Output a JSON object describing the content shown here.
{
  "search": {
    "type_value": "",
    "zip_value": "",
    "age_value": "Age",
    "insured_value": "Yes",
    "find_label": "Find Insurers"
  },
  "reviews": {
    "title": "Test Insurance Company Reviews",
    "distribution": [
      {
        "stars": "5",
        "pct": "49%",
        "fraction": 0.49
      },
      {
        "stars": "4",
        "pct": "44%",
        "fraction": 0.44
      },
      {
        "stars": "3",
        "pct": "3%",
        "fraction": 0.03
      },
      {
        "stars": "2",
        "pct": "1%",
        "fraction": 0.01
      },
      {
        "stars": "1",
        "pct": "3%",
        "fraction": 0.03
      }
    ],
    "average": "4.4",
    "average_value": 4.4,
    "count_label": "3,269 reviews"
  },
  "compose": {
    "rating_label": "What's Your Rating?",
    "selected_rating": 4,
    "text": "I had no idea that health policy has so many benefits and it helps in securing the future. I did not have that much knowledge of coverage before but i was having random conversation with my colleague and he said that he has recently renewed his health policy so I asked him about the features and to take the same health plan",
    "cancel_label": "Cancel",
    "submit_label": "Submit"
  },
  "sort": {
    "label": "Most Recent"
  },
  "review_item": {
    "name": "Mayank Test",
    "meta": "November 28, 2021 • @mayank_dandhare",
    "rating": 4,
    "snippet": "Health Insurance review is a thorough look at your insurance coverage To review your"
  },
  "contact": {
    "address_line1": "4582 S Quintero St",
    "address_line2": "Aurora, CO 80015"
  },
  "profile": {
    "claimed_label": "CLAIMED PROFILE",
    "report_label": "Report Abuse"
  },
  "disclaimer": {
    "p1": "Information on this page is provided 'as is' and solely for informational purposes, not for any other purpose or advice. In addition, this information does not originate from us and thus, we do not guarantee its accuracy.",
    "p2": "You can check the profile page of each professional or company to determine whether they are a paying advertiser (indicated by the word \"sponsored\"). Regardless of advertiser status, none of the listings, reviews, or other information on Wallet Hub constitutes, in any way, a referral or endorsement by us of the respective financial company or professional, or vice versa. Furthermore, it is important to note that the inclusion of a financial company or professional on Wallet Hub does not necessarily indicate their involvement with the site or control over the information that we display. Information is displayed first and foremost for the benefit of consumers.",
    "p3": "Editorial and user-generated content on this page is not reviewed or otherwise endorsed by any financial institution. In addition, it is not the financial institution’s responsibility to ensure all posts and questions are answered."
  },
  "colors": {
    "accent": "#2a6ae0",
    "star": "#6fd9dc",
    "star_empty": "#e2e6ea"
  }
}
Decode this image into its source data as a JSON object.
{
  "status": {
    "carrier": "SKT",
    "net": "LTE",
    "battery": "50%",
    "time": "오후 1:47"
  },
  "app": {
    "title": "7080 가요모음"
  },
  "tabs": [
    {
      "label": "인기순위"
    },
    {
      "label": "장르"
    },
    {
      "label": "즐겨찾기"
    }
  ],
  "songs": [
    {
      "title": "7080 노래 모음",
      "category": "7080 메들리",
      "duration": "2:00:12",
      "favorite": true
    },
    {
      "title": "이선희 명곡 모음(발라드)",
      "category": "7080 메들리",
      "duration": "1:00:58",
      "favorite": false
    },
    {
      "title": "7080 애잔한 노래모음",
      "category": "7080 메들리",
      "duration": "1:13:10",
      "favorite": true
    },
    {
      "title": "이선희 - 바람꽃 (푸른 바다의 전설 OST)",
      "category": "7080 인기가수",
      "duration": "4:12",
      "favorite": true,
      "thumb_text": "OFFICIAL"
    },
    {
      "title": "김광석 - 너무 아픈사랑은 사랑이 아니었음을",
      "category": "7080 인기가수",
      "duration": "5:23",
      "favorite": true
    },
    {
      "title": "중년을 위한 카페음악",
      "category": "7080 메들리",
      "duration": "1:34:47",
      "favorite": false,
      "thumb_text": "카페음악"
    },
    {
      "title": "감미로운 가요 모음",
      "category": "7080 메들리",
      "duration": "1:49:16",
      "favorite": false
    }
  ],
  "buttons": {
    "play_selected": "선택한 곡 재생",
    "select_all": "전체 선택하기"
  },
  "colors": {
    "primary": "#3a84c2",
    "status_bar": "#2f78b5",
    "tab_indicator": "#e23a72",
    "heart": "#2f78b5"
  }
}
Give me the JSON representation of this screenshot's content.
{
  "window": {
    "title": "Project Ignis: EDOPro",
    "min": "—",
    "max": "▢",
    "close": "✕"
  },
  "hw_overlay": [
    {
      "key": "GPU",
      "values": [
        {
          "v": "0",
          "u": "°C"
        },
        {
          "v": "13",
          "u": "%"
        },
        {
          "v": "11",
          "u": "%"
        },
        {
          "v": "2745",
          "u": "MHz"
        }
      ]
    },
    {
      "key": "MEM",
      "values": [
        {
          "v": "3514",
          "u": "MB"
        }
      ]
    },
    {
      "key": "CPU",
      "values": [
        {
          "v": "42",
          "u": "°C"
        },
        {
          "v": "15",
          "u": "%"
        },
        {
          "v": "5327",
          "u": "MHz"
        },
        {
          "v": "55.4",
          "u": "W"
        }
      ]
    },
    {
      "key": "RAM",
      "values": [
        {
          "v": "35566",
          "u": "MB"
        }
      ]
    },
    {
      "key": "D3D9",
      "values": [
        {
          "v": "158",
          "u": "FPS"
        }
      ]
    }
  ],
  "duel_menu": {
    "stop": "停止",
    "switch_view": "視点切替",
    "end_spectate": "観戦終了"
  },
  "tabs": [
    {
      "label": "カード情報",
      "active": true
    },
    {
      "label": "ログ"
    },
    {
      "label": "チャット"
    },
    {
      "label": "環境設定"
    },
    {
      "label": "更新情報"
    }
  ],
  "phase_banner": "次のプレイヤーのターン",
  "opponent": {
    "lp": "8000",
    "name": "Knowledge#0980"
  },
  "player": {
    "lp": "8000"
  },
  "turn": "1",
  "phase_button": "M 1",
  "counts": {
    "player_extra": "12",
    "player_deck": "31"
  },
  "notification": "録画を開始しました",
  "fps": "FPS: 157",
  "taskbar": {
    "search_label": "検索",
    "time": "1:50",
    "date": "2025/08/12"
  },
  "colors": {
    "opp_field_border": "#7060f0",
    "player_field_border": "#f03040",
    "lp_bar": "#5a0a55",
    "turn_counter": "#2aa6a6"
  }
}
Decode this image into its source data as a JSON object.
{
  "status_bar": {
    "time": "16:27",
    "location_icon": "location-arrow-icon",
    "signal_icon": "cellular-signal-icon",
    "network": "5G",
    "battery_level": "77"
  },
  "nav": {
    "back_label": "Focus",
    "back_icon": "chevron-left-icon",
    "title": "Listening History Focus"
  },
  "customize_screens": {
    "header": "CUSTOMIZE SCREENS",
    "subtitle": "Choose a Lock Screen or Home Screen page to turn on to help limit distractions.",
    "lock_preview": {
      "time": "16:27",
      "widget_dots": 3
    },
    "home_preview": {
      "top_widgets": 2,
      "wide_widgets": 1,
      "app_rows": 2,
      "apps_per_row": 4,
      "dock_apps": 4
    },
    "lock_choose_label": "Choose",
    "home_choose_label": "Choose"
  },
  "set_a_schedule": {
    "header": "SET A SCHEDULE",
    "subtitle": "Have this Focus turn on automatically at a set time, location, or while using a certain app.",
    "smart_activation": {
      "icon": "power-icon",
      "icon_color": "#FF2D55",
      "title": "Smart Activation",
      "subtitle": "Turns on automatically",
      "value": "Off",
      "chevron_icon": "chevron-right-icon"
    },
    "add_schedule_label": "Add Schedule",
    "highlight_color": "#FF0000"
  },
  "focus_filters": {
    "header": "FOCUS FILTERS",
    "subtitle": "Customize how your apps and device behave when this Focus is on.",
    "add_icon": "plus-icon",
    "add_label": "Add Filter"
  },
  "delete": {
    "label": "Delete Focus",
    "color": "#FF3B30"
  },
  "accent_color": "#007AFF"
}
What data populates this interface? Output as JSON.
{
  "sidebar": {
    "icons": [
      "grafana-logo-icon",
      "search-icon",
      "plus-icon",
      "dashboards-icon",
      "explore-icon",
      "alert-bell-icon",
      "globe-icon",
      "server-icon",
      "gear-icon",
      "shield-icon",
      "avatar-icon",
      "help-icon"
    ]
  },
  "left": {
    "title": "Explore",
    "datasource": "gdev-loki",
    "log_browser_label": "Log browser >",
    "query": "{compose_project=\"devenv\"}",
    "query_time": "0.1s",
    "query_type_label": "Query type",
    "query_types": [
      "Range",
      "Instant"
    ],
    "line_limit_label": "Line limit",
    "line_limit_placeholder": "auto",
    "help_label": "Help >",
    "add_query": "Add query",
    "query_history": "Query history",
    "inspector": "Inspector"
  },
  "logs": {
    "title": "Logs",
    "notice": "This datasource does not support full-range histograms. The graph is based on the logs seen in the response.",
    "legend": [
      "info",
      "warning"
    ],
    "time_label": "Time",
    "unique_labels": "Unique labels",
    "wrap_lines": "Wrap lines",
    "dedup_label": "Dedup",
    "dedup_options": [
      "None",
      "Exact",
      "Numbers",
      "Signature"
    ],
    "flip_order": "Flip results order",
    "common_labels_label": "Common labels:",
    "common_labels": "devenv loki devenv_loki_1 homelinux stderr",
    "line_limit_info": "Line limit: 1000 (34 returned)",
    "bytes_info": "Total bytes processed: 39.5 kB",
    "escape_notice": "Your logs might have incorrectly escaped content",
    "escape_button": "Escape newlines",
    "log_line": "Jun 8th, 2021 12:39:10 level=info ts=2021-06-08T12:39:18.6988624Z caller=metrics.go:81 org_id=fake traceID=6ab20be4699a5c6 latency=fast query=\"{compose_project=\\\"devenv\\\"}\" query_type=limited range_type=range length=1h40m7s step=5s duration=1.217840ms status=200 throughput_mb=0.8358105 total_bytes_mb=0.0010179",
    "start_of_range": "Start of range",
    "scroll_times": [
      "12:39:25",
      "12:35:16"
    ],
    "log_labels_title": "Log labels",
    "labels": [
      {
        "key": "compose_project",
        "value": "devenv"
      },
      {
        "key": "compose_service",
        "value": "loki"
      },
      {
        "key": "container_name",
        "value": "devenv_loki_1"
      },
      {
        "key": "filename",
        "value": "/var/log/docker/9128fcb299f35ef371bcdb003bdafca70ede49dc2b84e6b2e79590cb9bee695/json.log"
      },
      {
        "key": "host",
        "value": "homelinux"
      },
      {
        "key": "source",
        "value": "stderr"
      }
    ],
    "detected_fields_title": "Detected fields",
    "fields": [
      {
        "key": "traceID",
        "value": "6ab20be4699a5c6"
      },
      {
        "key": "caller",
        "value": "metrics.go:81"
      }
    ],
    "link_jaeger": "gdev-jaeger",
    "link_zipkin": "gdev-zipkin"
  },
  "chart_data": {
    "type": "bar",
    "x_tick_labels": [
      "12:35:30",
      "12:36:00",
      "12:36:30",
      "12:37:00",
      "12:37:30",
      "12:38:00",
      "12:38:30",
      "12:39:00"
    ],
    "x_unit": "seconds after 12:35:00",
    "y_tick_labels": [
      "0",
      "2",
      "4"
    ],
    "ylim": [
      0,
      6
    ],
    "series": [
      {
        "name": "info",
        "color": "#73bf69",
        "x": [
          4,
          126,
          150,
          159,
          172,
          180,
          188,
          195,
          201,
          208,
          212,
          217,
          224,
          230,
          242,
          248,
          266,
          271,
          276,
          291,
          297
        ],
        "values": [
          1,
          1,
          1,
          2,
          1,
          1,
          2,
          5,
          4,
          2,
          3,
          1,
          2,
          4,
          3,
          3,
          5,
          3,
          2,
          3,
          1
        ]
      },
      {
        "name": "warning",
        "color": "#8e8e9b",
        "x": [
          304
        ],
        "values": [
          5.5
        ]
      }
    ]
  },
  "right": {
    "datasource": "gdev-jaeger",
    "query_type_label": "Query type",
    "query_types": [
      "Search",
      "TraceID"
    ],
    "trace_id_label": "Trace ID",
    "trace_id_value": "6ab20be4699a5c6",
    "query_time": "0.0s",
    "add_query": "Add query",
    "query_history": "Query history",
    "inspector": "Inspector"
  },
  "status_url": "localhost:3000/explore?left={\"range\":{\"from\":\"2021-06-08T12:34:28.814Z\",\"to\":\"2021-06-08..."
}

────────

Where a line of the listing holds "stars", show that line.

● OUTPUT OF THE TASK:
        "stars": "5",
        "stars": "4",
        "stars": "3",
        "stars": "2",
        "stars": "1",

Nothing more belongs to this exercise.